What to work on: Locate each line in the records containing "time". Copy it.

Source material:
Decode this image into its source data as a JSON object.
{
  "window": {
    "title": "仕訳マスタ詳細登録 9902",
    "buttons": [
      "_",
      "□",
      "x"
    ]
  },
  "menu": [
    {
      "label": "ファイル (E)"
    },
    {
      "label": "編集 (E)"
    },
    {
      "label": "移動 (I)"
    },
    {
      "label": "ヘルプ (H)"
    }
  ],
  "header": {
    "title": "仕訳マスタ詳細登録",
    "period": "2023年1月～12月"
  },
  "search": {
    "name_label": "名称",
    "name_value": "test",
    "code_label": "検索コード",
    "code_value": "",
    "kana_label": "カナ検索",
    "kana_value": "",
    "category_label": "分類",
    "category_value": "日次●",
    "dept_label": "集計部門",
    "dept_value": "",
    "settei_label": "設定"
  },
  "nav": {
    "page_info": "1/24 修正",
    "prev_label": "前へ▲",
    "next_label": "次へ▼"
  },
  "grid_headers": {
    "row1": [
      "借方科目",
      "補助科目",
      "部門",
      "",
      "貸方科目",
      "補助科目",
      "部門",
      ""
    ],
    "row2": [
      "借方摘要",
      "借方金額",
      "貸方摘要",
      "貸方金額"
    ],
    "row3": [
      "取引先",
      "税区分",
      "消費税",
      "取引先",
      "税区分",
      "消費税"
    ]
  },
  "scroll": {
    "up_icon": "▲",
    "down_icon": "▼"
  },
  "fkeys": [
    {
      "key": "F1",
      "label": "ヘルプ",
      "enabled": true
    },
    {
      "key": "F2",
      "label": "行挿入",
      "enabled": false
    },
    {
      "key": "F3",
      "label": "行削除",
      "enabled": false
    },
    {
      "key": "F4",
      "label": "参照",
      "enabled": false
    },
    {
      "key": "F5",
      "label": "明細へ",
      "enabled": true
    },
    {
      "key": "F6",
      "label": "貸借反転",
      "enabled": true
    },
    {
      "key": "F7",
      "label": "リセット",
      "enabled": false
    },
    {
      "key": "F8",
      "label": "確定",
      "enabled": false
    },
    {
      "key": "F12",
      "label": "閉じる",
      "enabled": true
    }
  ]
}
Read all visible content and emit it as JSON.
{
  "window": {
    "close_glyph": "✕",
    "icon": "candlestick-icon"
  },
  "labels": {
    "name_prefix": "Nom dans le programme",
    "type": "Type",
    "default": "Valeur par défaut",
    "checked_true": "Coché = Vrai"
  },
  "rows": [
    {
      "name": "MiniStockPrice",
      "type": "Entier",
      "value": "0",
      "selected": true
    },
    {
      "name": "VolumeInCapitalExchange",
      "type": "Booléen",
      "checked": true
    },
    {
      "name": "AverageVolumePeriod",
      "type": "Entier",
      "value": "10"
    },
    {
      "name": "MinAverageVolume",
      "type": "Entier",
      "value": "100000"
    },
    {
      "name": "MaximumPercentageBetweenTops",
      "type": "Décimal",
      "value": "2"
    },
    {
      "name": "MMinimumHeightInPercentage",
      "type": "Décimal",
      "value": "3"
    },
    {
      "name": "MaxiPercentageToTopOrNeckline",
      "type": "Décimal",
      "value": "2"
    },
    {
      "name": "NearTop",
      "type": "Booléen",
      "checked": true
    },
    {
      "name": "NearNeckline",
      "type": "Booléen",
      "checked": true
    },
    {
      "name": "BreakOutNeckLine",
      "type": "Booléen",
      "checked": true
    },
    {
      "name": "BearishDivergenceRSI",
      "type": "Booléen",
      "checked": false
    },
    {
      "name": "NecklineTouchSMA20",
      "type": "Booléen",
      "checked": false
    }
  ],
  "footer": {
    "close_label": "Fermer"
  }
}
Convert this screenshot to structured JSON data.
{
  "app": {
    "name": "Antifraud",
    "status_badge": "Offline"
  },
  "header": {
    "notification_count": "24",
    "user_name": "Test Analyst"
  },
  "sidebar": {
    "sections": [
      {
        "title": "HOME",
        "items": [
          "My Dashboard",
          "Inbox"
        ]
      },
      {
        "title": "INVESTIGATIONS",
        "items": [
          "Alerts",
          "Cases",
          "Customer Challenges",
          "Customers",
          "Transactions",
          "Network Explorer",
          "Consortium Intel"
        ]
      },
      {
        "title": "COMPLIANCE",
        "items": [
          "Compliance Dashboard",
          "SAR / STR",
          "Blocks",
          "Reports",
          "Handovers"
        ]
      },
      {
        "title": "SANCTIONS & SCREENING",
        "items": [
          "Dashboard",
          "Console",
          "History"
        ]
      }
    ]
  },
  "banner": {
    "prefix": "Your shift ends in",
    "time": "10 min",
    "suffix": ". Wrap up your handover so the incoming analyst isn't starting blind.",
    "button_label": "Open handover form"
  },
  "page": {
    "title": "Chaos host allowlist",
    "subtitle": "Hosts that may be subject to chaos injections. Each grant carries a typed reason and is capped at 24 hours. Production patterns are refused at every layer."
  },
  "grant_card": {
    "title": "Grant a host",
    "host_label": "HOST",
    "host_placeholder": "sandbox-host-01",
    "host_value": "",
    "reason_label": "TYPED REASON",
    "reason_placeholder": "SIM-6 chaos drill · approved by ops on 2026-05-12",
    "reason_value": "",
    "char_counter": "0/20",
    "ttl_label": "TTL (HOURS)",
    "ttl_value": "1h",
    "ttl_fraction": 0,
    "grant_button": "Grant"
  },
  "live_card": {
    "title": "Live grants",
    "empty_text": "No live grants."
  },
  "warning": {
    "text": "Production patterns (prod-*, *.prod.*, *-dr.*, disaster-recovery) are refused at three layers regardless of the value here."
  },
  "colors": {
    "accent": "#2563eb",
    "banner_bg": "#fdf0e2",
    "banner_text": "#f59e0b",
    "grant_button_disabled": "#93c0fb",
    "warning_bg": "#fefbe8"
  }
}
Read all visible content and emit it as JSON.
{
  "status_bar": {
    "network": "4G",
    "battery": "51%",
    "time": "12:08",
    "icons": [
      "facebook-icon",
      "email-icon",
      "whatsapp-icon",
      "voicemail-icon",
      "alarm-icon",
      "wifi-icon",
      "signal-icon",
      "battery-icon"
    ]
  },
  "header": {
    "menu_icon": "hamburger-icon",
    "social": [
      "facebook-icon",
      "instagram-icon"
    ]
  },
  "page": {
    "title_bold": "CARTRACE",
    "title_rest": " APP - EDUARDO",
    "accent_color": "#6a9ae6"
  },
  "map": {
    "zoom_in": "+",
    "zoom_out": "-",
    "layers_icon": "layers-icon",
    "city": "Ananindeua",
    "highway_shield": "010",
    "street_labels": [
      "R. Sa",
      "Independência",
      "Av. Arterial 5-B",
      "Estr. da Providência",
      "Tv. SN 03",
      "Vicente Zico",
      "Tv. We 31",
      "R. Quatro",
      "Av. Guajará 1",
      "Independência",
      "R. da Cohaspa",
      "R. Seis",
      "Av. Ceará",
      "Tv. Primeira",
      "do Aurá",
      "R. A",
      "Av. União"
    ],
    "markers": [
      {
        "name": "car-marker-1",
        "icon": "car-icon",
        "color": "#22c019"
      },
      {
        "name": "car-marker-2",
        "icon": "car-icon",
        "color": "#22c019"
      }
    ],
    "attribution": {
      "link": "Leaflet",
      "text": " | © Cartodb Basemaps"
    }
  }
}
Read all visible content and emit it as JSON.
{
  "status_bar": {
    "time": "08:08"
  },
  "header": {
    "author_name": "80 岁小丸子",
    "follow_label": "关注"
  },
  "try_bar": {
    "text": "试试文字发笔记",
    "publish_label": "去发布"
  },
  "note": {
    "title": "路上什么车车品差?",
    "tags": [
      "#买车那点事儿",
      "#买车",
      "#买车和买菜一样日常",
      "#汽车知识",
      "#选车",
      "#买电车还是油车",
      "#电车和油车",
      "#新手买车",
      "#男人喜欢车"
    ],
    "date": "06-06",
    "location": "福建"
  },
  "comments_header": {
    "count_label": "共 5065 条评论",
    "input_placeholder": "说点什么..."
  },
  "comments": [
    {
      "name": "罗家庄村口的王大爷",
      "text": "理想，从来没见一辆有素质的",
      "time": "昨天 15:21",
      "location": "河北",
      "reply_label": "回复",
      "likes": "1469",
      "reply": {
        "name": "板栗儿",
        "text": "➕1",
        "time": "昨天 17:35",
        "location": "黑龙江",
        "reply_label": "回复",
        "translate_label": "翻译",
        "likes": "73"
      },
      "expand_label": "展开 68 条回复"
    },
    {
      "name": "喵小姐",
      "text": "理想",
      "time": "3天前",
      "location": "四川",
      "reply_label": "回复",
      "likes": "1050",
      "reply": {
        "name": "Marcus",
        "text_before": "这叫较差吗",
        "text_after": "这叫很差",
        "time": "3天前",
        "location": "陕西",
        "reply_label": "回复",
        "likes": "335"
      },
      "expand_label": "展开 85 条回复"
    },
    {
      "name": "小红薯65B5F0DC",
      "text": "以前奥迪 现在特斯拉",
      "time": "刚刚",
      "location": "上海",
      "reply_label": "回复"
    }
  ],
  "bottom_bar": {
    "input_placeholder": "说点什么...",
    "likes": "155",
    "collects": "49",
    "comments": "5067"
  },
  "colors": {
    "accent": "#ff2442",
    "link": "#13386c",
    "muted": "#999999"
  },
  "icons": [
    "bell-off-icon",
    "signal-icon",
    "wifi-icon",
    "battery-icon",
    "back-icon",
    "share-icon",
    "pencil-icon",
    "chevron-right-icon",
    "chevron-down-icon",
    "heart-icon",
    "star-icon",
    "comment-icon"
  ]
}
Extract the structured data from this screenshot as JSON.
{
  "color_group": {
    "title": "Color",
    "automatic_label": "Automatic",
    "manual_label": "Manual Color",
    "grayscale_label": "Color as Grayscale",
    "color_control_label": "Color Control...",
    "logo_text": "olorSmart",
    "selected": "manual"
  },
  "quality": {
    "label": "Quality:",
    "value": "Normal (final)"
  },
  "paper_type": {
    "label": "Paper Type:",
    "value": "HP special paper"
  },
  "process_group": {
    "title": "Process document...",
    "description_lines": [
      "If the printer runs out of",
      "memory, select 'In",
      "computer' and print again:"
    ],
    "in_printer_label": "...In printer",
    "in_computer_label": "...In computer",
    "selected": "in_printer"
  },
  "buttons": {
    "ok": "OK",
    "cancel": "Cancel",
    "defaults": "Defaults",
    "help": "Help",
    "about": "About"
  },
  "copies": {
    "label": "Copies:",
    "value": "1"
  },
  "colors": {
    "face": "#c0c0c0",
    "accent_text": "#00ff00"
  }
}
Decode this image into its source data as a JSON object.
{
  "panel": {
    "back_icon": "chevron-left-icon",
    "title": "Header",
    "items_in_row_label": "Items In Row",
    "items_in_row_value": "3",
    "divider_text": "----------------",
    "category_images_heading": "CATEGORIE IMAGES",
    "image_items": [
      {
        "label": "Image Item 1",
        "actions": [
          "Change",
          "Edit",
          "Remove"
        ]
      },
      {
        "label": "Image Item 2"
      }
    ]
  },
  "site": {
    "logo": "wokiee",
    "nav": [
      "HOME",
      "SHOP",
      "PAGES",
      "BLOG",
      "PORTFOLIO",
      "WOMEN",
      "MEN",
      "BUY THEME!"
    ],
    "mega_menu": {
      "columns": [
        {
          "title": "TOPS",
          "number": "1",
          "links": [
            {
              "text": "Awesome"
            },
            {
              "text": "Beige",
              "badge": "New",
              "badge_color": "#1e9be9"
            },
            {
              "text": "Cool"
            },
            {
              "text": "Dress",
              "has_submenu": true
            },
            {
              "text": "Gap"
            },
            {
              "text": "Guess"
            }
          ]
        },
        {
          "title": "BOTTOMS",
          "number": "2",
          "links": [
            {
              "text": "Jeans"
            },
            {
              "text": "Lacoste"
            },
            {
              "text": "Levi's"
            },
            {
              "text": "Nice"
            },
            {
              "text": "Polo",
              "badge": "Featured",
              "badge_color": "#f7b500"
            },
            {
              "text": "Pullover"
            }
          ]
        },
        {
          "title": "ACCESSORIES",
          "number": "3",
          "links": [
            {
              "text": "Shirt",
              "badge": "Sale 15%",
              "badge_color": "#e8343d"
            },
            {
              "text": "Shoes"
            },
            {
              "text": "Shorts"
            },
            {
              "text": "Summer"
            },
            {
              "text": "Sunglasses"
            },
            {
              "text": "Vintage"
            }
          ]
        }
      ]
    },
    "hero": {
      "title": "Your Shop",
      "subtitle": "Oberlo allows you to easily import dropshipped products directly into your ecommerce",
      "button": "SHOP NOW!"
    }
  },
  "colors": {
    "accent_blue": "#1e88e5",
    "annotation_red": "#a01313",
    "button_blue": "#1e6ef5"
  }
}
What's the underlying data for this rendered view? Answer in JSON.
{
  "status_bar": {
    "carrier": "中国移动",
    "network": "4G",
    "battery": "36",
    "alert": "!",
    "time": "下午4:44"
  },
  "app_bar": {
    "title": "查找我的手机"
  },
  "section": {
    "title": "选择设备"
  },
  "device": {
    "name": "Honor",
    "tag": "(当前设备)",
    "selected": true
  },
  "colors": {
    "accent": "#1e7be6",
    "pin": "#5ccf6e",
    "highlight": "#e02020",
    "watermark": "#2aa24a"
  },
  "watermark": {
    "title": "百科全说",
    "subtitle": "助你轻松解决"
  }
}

Task output:
    "time": "10 min",
    "time": "12:08",
    "time": "08:08"
      "time": "昨天 15:21",
        "time": "昨天 17:35",
      "time": "3天前",
        "time": "3天前",
      "time": "刚刚",
    "time": "下午4:44"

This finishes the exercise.